◆ **ACTIVITY**:
Please write each record out again word for word.

[Opening INFORMATION section]

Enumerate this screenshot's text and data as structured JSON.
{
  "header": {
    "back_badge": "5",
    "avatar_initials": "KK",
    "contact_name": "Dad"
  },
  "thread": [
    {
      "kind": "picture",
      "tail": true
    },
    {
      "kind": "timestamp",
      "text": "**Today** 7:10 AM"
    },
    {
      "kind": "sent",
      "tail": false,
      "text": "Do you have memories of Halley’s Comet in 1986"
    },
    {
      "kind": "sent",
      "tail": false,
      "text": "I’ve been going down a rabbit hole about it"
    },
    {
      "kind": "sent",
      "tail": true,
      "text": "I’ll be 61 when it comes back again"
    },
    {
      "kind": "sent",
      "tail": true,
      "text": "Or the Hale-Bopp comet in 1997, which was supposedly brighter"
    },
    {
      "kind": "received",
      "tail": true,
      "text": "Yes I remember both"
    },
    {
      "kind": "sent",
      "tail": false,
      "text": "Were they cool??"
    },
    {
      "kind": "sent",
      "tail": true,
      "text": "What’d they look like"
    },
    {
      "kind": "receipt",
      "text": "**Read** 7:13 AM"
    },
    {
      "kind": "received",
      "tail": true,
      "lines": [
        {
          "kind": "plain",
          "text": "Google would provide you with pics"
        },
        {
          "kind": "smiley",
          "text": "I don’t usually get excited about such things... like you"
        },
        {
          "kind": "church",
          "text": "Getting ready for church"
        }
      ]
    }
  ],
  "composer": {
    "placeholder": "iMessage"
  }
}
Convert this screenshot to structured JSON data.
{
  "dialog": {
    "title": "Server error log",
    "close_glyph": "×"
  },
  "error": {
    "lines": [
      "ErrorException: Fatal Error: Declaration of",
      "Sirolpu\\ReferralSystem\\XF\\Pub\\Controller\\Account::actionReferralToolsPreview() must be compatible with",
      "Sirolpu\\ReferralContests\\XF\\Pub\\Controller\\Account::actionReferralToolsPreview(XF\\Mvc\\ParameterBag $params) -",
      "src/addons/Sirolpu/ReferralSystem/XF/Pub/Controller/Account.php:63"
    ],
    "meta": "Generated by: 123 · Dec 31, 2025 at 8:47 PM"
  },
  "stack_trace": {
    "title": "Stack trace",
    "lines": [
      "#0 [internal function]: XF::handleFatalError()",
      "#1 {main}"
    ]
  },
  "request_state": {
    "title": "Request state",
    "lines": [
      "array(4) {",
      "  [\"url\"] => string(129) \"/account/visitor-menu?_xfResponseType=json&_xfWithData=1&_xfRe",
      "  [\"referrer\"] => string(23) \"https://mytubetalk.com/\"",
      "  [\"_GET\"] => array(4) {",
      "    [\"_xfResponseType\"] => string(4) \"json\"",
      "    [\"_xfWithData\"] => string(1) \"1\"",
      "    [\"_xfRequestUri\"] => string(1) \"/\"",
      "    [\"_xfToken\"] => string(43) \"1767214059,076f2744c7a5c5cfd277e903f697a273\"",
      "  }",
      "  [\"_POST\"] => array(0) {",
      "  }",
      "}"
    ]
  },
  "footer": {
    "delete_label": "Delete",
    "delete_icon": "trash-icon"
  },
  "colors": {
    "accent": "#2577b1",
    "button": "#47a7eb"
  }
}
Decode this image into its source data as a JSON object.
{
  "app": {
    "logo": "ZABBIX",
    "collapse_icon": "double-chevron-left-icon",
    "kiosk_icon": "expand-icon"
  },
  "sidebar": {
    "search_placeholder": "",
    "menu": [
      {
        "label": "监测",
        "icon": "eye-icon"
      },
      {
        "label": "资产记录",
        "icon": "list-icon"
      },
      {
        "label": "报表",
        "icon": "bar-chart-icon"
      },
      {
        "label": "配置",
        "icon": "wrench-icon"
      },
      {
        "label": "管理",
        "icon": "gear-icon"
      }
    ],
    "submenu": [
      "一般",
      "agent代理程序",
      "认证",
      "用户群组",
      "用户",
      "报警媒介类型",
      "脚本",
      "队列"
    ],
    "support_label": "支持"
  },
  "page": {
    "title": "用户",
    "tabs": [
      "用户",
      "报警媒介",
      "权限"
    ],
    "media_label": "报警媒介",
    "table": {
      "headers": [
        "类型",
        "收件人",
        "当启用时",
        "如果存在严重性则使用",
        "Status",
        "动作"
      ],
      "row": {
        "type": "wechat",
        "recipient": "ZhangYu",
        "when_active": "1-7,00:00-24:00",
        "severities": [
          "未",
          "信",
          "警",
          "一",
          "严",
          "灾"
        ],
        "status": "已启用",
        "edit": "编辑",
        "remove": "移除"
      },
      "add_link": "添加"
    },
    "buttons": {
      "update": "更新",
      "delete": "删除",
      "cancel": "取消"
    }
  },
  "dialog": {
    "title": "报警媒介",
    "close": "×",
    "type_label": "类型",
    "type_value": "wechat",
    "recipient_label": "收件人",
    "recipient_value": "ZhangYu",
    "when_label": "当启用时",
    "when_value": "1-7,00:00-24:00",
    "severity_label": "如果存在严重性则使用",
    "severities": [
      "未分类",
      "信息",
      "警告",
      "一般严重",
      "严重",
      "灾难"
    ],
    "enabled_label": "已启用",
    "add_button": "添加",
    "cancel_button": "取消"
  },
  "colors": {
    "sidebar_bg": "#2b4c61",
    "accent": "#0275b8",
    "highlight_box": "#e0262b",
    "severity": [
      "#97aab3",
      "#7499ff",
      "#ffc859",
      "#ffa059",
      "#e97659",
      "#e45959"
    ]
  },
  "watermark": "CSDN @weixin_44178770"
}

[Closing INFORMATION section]

◆ **SOLVED PROBLEM**:
Enumerate this screenshot's text and data as structured JSON.
{
  "header": {
    "back_badge": "5",
    "avatar_initials": "KK",
    "contact_name": "Dad"
  },
  "thread": [
    {
      "kind": "picture",
      "tail": true
    },
    {
      "kind": "timestamp",
      "text": "**Today** 7:10 AM"
    },
    {
      "kind": "sent",
      "tail": false,
      "text": "Do you have memories of Halley’s Comet in 1986"
    },
    {
      "kind": "sent",
      "tail": false,
      "text": "I’ve been going down a rabbit hole about it"
    },
    {
      "kind": "sent",
      "tail": true,
      "text": "I’ll be 61 when it comes back again"
    },
    {
      "kind": "sent",
      "tail": true,
      "text": "Or the Hale-Bopp comet in 1997, which was supposedly brighter"
    },
    {
      "kind": "received",
      "tail": true,
      "text": "Yes I remember both"
    },
    {
      "kind": "sent",
      "tail": false,
      "text": "Were they cool??"
    },
    {
      "kind": "sent",
      "tail": true,
      "text": "What’d they look like"
    },
    {
      "kind": "receipt",
      "text": "**Read** 7:13 AM"
    },
    {
      "kind": "received",
      "tail": true,
      "lines": [
        {
          "kind": "plain",
          "text": "Google would provide you with pics"
        },
        {
          "kind": "smiley",
          "text": "I don’t usually get excited about such things... like you"
        },
        {
          "kind": "church",
          "text": "Getting ready for church"
        }
      ]
    }
  ],
  "composer": {
    "placeholder": "iMessage"
  }
}
Convert this screenshot to structured JSON data.
{
  "dialog": {
    "title": "Server error log",
    "close_glyph": "×"
  },
  "error": {
    "lines": [
      "ErrorException: Fatal Error: Declaration of",
      "Sirolpu\\ReferralSystem\\XF\\Pub\\Controller\\Account::actionReferralToolsPreview() must be compatible with",
      "Sirolpu\\ReferralContests\\XF\\Pub\\Controller\\Account::actionReferralToolsPreview(XF\\Mvc\\ParameterBag $params) -",
      "src/addons/Sirolpu/ReferralSystem/XF/Pub/Controller/Account.php:63"
    ],
    "meta": "Generated by: 123 · Dec 31, 2025 at 8:47 PM"
  },
  "stack_trace": {
    "title": "Stack trace",
    "lines": [
      "#0 [internal function]: XF::handleFatalError()",
      "#1 {main}"
    ]
  },
  "request_state": {
    "title": "Request state",
    "lines": [
      "array(4) {",
      "  [\"url\"] => string(129) \"/account/visitor-menu?_xfResponseType=json&_xfWithData=1&_xfRe",
      "  [\"referrer\"] => string(23) \"https://mytubetalk.com/\"",
      "  [\"_GET\"] => array(4) {",
      "    [\"_xfResponseType\"] => string(4) \"json\"",
      "    [\"_xfWithData\"] => string(1) \"1\"",
      "    [\"_xfRequestUri\"] => string(1) \"/\"",
      "    [\"_xfToken\"] => string(43) \"1767214059,076f2744c7a5c5cfd277e903f697a273\"",
      "  }",
      "  [\"_POST\"] => array(0) {",
      "  }",
      "}"
    ]
  },
  "footer": {
    "delete_label": "Delete",
    "delete_icon": "trash-icon"
  },
  "colors": {
    "accent": "#2577b1",
    "button": "#47a7eb"
  }
}
Decode this image into its source data as a JSON object.
{
  "app": {
    "logo": "ZABBIX",
    "collapse_icon": "double-chevron-left-icon",
    "kiosk_icon": "expand-icon"
  },
  "sidebar": {
    "search_placeholder": "",
    "menu": [
      {
        "label": "监测",
        "icon": "eye-icon"
      },
      {
        "label": "资产记录",
        "icon": "list-icon"
      },
      {
        "label": "报表",
        "icon": "bar-chart-icon"
      },
      {
        "label": "配置",
        "icon": "wrench-icon"
      },
      {
        "label": "管理",
        "icon": "gear-icon"
      }
    ],
    "submenu": [
      "一般",
      "agent代理程序",
      "认证",
      "用户群组",
      "用户",
      "报警媒介类型",
      "脚本",
      "队列"
    ],
    "support_label": "支持"
  },
  "page": {
    "title": "用户",
    "tabs": [
      "用户",
      "报警媒介",
      "权限"
    ],
    "media_label": "报警媒介",
    "table": {
      "headers": [
        "类型",
        "收件人",
        "当启用时",
        "如果存在严重性则使用",
        "Status",
        "动作"
      ],
      "row": {
        "type": "wechat",
        "recipient": "ZhangYu",
        "when_active": "1-7,00:00-24:00",
        "severities": [
          "未",
          "信",
          "警",
          "一",
          "严",
          "灾"
        ],
        "status": "已启用",
        "edit": "编辑",
        "remove": "移除"
      },
      "add_link": "添加"
    },
    "buttons": {
      "update": "更新",
      "delete": "删除",
      "cancel": "取消"
    }
  },
  "dialog": {
    "title": "报警媒介",
    "close": "×",
    "type_label": "类型",
    "type_value": "wechat",
    "recipient_label": "收件人",
    "recipient_value": "ZhangYu",
    "when_label": "当启用时",
    "when_value": "1-7,00:00-24:00",
    "severity_label": "如果存在严重性则使用",
    "severities": [
      "未分类",
      "信息",
      "警告",
      "一般严重",
      "严重",
      "灾难"
    ],
    "enabled_label": "已启用",
    "add_button": "添加",
    "cancel_button": "取消"
  },
  "colors": {
    "sidebar_bg": "#2b4c61",
    "accent": "#0275b8",
    "highlight_box": "#e0262b",
    "severity": [
      "#97aab3",
      "#7499ff",
      "#ffc859",
      "#ffa059",
      "#e97659",
      "#e45959"
    ]
  },
  "watermark": "CSDN @weixin_44178770"
}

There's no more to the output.